### Exercise instructions
What you need to do is retype every entry exactly as written.

### Data provided
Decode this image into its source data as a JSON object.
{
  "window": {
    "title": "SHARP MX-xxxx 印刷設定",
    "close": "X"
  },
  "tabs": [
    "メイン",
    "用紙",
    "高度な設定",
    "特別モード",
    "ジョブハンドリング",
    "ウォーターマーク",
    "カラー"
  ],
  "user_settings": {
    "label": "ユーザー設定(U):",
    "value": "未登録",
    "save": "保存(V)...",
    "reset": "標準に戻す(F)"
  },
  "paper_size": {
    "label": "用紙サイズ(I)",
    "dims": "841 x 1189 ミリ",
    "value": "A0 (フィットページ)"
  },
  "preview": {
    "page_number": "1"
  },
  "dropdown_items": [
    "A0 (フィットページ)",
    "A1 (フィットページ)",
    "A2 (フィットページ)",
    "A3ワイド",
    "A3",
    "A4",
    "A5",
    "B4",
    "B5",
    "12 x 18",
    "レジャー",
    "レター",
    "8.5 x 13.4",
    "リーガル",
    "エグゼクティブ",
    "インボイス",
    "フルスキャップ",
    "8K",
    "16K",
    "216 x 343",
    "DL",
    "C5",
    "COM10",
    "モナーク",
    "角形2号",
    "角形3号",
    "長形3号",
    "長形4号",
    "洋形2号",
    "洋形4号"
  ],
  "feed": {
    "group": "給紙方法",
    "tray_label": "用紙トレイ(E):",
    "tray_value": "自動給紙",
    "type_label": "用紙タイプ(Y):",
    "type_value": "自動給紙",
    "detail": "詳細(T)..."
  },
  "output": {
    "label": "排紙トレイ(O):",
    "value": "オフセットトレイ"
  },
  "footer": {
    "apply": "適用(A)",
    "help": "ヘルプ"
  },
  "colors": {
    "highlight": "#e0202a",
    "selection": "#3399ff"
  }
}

### Result for this exercise
Decode this image into its source data as a JSON object.
{
  "window": {
    "title": "SHARP MX-xxxx 印刷設定",
    "close": "X"
  },
  "tabs": [
    "メイン",
    "用紙",
    "高度な設定",
    "特別モード",
    "ジョブハンドリング",
    "ウォーターマーク",
    "カラー"
  ],
  "user_settings": {
    "label": "ユーザー設定(U):",
    "value": "未登録",
    "save": "保存(V)...",
    "reset": "標準に戻す(F)"
  },
  "paper_size": {
    "label": "用紙サイズ(I)",
    "dims": "841 x 1189 ミリ",
    "value": "A0 (フィットページ)"
  },
  "preview": {
    "page_number": "1"
  },
  "dropdown_items": [
    "A0 (フィットページ)",
    "A1 (フィットページ)",
    "A2 (フィットページ)",
    "A3ワイド",
    "A3",
    "A4",
    "A5",
    "B4",
    "B5",
    "12 x 18",
    "レジャー",
    "レター",
    "8.5 x 13.4",
    "リーガル",
    "エグゼクティブ",
    "インボイス",
    "フルスキャップ",
    "8K",
    "16K",
    "216 x 343",
    "DL",
    "C5",
    "COM10",
    "モナーク",
    "角形2号",
    "角形3号",
    "長形3号",
    "長形4号",
    "洋形2号",
    "洋形4号"
  ],
  "feed": {
    "group": "給紙方法",
    "tray_label": "用紙トレイ(E):",
    "tray_value": "自動給紙",
    "type_label": "用紙タイプ(Y):",
    "type_value": "自動給紙",
    "detail": "詳細(T)..."
  },
  "output": {
    "label": "排紙トレイ(O):",
    "value": "オフセットトレイ"
  },
  "footer": {
    "apply": "適用(A)",
    "help": "ヘルプ"
  },
  "colors": {
    "highlight": "#e0202a",
    "selection": "#3399ff"
  }
}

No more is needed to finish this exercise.